[Data excerpts]
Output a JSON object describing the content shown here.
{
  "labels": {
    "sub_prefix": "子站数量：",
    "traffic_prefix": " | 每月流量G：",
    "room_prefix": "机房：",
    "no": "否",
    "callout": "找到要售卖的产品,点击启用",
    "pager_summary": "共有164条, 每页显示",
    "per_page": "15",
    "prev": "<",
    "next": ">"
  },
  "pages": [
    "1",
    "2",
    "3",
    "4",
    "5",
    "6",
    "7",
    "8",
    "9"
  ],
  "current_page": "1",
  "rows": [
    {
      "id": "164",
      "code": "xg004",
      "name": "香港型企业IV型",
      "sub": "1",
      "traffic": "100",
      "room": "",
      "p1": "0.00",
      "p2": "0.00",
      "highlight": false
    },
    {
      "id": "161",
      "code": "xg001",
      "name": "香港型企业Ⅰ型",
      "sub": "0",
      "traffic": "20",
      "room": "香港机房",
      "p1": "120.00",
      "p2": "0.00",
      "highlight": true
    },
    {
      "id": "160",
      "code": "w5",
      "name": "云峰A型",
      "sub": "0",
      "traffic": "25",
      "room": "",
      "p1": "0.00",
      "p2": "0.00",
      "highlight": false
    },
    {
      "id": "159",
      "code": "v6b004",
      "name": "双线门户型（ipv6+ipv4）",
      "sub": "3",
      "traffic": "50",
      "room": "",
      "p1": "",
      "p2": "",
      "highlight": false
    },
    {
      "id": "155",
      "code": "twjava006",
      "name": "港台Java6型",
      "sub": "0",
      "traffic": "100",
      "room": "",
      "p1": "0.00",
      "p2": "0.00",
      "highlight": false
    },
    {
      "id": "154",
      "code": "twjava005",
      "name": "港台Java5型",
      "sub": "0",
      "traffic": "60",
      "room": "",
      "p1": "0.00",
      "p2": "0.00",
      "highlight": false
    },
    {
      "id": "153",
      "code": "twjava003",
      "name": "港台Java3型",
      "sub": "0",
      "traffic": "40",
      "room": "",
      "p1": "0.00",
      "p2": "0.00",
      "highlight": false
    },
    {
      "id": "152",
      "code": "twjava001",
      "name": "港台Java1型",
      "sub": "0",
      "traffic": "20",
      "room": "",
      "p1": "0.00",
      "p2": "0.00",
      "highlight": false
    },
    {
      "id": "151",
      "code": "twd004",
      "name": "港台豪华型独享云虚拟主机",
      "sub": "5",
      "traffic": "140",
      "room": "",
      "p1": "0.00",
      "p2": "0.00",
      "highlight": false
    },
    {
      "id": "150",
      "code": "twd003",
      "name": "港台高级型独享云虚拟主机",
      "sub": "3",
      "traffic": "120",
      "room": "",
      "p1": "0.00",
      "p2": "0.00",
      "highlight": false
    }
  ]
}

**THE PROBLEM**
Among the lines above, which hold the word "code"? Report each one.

**SOLUTION FOR THIS PROBLEM**
      "code": "xg004",
      "code": "xg001",
      "code": "w5",
      "code": "v6b004",
      "code": "twjava006",
      "code": "twjava005",
      "code": "twjava003",
      "code": "twjava001",
      "code": "twd004",
      "code": "twd003",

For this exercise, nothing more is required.